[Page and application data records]

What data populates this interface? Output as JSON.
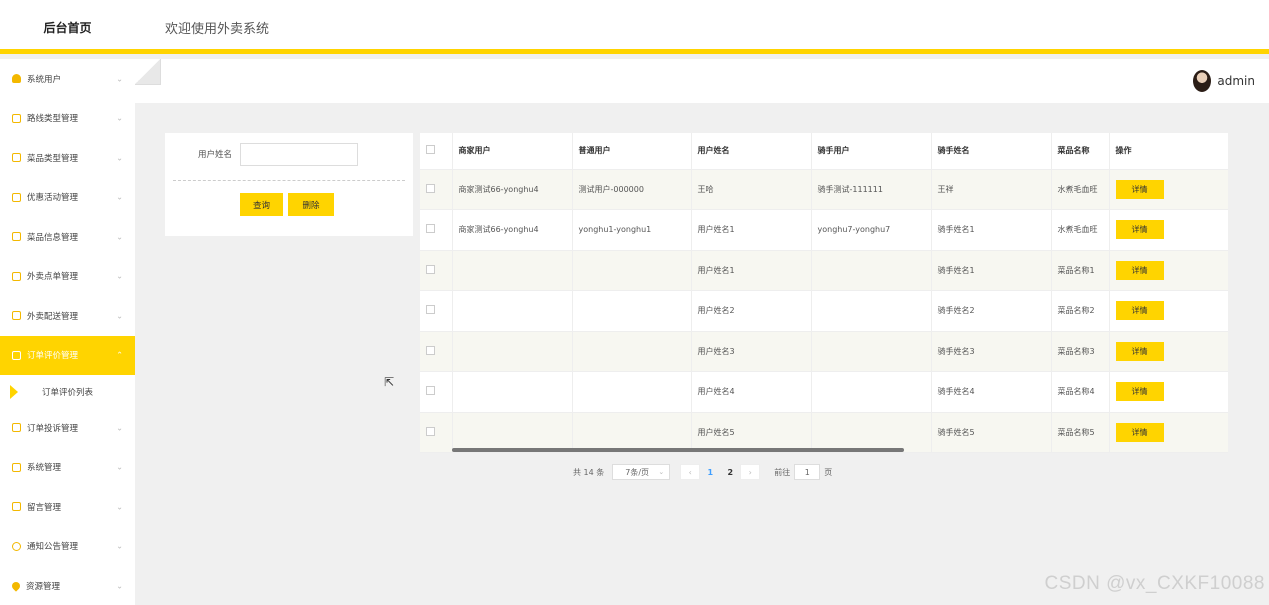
{
  "topbar": {
    "logo": "后台首页",
    "welcome": "欢迎使用外卖系统"
  },
  "user": {
    "name": "admin"
  },
  "sidebar": {
    "items": [
      {
        "label": "系统用户",
        "icon": "user-icon"
      },
      {
        "label": "路线类型管理",
        "icon": "square-icon"
      },
      {
        "label": "菜品类型管理",
        "icon": "square-icon"
      },
      {
        "label": "优惠活动管理",
        "icon": "square-icon"
      },
      {
        "label": "菜品信息管理",
        "icon": "square-icon"
      },
      {
        "label": "外卖点单管理",
        "icon": "square-icon"
      },
      {
        "label": "外卖配送管理",
        "icon": "square-icon"
      },
      {
        "label": "订单评价管理",
        "icon": "square-icon",
        "active": true
      },
      {
        "label": "订单投诉管理",
        "icon": "square-icon"
      },
      {
        "label": "系统管理",
        "icon": "image-icon"
      },
      {
        "label": "留言管理",
        "icon": "image-icon"
      },
      {
        "label": "通知公告管理",
        "icon": "info-icon"
      },
      {
        "label": "资源管理",
        "icon": "pin-icon"
      }
    ],
    "submenu": {
      "label": "订单评价列表"
    }
  },
  "search": {
    "label": "用户姓名",
    "value": "",
    "query_label": "查询",
    "delete_label": "删除"
  },
  "table": {
    "headers": [
      "商家用户",
      "普通用户",
      "用户姓名",
      "骑手用户",
      "骑手姓名",
      "菜品名称",
      "操作"
    ],
    "detail_label": "详情",
    "rows": [
      [
        "商家测试66-yonghu4",
        "测试用户-000000",
        "王哈",
        "骑手测试-111111",
        "王祥",
        "水煮毛血旺"
      ],
      [
        "商家测试66-yonghu4",
        "yonghu1-yonghu1",
        "用户姓名1",
        "yonghu7-yonghu7",
        "骑手姓名1",
        "水煮毛血旺"
      ],
      [
        "",
        "",
        "用户姓名1",
        "",
        "骑手姓名1",
        "菜品名称1"
      ],
      [
        "",
        "",
        "用户姓名2",
        "",
        "骑手姓名2",
        "菜品名称2"
      ],
      [
        "",
        "",
        "用户姓名3",
        "",
        "骑手姓名3",
        "菜品名称3"
      ],
      [
        "",
        "",
        "用户姓名4",
        "",
        "骑手姓名4",
        "菜品名称4"
      ],
      [
        "",
        "",
        "用户姓名5",
        "",
        "骑手姓名5",
        "菜品名称5"
      ]
    ]
  },
  "pager": {
    "total": "共 14 条",
    "page_size": "7条/页",
    "pages": [
      "1",
      "2"
    ],
    "current": "1",
    "goto_label": "前往",
    "goto_value": "1",
    "page_unit": "页",
    "prev": "‹",
    "next": "›"
  },
  "watermark": "CSDN @vx_CXKF10088",
  "colors": {
    "accent": "#FFD400",
    "page_bg": "#f0f0f0"
  }
}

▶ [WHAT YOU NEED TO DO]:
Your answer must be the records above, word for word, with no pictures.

▶ [OUTPUT]:
What data populates this interface? Output as JSON.
{
  "topbar": {
    "logo": "后台首页",
    "welcome": "欢迎使用外卖系统"
  },
  "user": {
    "name": "admin"
  },
  "sidebar": {
    "items": [
      {
        "label": "系统用户",
        "icon": "user-icon"
      },
      {
        "label": "路线类型管理",
        "icon": "square-icon"
      },
      {
        "label": "菜品类型管理",
        "icon": "square-icon"
      },
      {
        "label": "优惠活动管理",
        "icon": "square-icon"
      },
      {
        "label": "菜品信息管理",
        "icon": "square-icon"
      },
      {
        "label": "外卖点单管理",
        "icon": "square-icon"
      },
      {
        "label": "外卖配送管理",
        "icon": "square-icon"
      },
      {
        "label": "订单评价管理",
        "icon": "square-icon",
        "active": true
      },
      {
        "label": "订单投诉管理",
        "icon": "square-icon"
      },
      {
        "label": "系统管理",
        "icon": "image-icon"
      },
      {
        "label": "留言管理",
        "icon": "image-icon"
      },
      {
        "label": "通知公告管理",
        "icon": "info-icon"
      },
      {
        "label": "资源管理",
        "icon": "pin-icon"
      }
    ],
    "submenu": {
      "label": "订单评价列表"
    }
  },
  "search": {
    "label": "用户姓名",
    "value": "",
    "query_label": "查询",
    "delete_label": "删除"
  },
  "table": {
    "headers": [
      "商家用户",
      "普通用户",
      "用户姓名",
      "骑手用户",
      "骑手姓名",
      "菜品名称",
      "操作"
    ],
    "detail_label": "详情",
    "rows": [
      [
        "商家测试66-yonghu4",
        "测试用户-000000",
        "王哈",
        "骑手测试-111111",
        "王祥",
        "水煮毛血旺"
      ],
      [
        "商家测试66-yonghu4",
        "yonghu1-yonghu1",
        "用户姓名1",
        "yonghu7-yonghu7",
        "骑手姓名1",
        "水煮毛血旺"
      ],
      [
        "",
        "",
        "用户姓名1",
        "",
        "骑手姓名1",
        "菜品名称1"
      ],
      [
        "",
        "",
        "用户姓名2",
        "",
        "骑手姓名2",
        "菜品名称2"
      ],
      [
        "",
        "",
        "用户姓名3",
        "",
        "骑手姓名3",
        "菜品名称3"
      ],
      [
        "",
        "",
        "用户姓名4",
        "",
        "骑手姓名4",
        "菜品名称4"
      ],
      [
        "",
        "",
        "用户姓名5",
        "",
        "骑手姓名5",
        "菜品名称5"
      ]
    ]
  },
  "pager": {
    "total": "共 14 条",
    "page_size": "7条/页",
    "pages": [
      "1",
      "2"
    ],
    "current": "1",
    "goto_label": "前往",
    "goto_value": "1",
    "page_unit": "页",
    "prev": "‹",
    "next": "›"
  },
  "watermark": "CSDN @vx_CXKF10088",
  "colors": {
    "accent": "#FFD400",
    "page_bg": "#f0f0f0"
  }
}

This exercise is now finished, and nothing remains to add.